WORK INSTRUCTIONS: The answer must be one number: the count of lines in the data below that include "title".

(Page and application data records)

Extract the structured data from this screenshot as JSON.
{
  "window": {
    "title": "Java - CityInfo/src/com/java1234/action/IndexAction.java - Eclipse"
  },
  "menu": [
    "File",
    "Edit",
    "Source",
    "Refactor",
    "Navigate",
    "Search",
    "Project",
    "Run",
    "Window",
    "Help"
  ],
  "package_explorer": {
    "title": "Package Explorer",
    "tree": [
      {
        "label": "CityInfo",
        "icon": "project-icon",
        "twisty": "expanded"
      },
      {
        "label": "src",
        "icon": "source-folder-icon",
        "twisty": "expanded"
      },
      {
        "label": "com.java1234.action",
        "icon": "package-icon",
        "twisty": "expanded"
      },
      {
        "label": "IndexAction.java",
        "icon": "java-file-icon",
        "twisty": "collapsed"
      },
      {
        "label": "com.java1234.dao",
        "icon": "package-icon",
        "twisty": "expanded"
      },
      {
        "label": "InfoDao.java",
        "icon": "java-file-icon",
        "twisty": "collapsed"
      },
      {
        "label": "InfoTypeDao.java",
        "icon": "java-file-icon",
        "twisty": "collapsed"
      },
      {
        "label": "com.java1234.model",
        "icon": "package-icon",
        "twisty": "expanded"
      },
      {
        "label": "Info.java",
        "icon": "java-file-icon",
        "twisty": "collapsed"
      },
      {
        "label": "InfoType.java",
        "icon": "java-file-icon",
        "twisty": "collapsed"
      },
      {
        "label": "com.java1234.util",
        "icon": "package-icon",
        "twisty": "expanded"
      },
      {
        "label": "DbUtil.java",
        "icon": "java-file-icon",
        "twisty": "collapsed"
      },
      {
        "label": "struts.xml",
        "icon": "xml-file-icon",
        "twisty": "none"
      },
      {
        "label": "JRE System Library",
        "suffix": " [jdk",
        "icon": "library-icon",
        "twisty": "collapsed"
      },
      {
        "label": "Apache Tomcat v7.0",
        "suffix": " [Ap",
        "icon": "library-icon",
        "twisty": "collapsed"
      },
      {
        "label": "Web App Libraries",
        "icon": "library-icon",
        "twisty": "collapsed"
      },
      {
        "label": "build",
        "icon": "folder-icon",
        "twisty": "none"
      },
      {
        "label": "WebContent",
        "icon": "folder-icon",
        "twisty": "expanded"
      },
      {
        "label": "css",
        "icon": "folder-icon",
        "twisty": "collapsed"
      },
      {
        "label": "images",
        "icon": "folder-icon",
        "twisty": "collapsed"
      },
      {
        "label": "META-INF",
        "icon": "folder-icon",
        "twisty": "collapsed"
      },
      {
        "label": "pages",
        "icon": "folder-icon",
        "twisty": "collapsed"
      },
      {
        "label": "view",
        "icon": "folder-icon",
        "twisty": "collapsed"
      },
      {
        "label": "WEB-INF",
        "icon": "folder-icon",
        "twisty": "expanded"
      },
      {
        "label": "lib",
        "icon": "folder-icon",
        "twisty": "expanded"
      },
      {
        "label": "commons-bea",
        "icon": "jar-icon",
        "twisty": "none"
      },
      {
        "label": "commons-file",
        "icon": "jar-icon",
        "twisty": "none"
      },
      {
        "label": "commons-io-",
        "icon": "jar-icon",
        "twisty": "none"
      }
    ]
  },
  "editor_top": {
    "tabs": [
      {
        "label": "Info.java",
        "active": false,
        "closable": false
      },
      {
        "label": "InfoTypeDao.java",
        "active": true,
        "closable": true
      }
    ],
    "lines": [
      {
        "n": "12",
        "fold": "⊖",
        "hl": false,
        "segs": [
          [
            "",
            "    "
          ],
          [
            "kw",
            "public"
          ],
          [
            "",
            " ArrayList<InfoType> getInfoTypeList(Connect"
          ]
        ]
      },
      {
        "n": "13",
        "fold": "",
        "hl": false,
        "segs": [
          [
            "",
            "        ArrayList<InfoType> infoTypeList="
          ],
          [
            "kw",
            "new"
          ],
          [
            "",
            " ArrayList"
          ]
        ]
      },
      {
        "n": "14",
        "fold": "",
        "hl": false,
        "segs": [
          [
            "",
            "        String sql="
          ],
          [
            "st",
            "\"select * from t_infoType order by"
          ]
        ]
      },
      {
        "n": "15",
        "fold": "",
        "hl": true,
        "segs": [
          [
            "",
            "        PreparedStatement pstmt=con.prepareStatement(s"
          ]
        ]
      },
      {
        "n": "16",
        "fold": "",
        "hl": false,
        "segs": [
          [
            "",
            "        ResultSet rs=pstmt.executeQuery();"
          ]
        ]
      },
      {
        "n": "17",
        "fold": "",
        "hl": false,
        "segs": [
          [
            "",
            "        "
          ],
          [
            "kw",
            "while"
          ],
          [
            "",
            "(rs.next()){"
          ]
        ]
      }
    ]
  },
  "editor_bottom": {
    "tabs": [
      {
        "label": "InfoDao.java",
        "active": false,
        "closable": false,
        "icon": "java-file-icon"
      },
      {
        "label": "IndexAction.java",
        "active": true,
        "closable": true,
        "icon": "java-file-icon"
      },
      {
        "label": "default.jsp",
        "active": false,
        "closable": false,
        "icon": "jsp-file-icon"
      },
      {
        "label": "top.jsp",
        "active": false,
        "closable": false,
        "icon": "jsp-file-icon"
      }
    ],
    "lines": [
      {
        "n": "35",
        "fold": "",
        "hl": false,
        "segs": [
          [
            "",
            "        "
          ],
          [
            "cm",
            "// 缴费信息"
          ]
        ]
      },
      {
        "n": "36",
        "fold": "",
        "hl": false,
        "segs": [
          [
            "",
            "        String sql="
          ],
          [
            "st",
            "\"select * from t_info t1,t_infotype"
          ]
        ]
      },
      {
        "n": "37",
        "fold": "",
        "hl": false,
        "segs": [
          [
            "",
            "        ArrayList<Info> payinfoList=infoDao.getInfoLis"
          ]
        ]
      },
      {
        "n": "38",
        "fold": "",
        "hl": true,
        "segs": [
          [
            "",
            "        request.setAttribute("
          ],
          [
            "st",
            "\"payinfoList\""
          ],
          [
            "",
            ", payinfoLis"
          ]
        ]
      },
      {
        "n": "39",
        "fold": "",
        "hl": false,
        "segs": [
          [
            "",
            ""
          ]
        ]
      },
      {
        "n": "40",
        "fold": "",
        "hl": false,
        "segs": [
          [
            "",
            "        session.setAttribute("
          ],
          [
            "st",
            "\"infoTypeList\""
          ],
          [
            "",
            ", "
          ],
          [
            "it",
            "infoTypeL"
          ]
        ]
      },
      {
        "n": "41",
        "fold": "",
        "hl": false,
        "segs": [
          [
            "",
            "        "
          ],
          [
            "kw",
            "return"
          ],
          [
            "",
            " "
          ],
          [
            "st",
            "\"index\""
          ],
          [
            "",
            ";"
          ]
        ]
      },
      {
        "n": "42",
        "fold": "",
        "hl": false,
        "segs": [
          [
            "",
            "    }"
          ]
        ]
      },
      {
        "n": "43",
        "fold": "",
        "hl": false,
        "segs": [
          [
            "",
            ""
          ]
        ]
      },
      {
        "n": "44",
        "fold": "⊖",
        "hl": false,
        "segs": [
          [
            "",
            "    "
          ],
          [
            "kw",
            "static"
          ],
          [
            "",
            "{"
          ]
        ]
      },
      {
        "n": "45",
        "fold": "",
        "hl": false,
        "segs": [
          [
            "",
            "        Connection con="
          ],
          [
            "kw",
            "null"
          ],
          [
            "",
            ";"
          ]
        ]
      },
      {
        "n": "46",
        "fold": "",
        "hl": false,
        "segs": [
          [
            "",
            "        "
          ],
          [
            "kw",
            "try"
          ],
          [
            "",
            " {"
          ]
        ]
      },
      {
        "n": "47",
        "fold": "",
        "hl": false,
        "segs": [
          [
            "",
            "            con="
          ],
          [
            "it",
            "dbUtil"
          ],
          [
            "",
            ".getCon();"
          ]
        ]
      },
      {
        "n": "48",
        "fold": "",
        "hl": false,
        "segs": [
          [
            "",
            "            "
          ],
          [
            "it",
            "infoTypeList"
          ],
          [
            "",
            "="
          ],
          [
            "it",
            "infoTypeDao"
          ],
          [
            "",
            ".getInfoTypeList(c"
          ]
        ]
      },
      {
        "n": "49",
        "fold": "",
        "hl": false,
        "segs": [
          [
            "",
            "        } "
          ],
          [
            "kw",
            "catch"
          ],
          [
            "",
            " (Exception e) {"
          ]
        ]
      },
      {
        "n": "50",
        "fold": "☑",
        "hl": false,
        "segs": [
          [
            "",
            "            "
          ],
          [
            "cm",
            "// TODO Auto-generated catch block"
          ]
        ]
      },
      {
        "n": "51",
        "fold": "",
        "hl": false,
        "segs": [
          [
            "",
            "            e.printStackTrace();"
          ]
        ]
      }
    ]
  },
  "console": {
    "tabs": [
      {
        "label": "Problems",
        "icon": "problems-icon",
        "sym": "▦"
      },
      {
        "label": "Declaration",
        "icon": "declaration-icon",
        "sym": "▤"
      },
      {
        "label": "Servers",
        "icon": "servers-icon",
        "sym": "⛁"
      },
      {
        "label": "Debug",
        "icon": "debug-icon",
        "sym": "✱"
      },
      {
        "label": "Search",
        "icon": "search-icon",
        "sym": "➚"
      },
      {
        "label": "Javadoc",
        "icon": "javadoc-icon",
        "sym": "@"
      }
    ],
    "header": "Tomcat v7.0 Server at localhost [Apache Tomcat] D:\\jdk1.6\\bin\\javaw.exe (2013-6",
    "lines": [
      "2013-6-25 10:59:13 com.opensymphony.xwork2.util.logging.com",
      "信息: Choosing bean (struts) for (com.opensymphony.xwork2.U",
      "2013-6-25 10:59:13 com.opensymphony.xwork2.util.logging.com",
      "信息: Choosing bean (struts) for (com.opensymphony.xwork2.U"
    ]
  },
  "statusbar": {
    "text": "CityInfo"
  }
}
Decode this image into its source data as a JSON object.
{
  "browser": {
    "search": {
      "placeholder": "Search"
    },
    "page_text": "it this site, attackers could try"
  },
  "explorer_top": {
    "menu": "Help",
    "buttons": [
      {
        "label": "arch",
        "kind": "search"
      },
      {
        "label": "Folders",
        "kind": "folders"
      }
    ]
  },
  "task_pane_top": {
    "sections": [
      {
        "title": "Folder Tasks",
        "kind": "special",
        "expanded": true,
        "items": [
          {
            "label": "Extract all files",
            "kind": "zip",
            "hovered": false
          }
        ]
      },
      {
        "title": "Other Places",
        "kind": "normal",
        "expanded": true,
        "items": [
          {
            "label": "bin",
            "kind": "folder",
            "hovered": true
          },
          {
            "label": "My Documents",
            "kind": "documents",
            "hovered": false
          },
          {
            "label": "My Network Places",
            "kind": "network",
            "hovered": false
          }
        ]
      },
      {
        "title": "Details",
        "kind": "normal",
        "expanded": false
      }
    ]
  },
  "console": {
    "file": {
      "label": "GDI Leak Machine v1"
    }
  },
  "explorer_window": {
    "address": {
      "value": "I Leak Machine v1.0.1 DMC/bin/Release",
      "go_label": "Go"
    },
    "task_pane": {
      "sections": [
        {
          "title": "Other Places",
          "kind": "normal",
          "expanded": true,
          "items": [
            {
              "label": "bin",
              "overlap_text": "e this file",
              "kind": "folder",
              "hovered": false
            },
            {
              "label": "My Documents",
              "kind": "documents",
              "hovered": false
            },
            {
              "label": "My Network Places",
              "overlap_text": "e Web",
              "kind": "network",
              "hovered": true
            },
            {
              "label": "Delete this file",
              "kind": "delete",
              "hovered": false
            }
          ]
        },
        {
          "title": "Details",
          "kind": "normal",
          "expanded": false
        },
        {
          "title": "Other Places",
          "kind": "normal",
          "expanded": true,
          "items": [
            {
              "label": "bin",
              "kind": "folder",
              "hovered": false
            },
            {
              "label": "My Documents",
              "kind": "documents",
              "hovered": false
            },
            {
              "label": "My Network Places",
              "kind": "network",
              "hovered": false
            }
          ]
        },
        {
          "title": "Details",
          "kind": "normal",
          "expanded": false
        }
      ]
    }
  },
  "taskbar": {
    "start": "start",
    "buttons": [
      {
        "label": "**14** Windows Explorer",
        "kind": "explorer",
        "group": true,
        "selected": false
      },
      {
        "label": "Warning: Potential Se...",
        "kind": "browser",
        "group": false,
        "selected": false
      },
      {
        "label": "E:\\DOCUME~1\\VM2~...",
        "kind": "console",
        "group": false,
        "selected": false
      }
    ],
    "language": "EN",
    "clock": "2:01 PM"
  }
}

EXERCISE RESPONSE: 9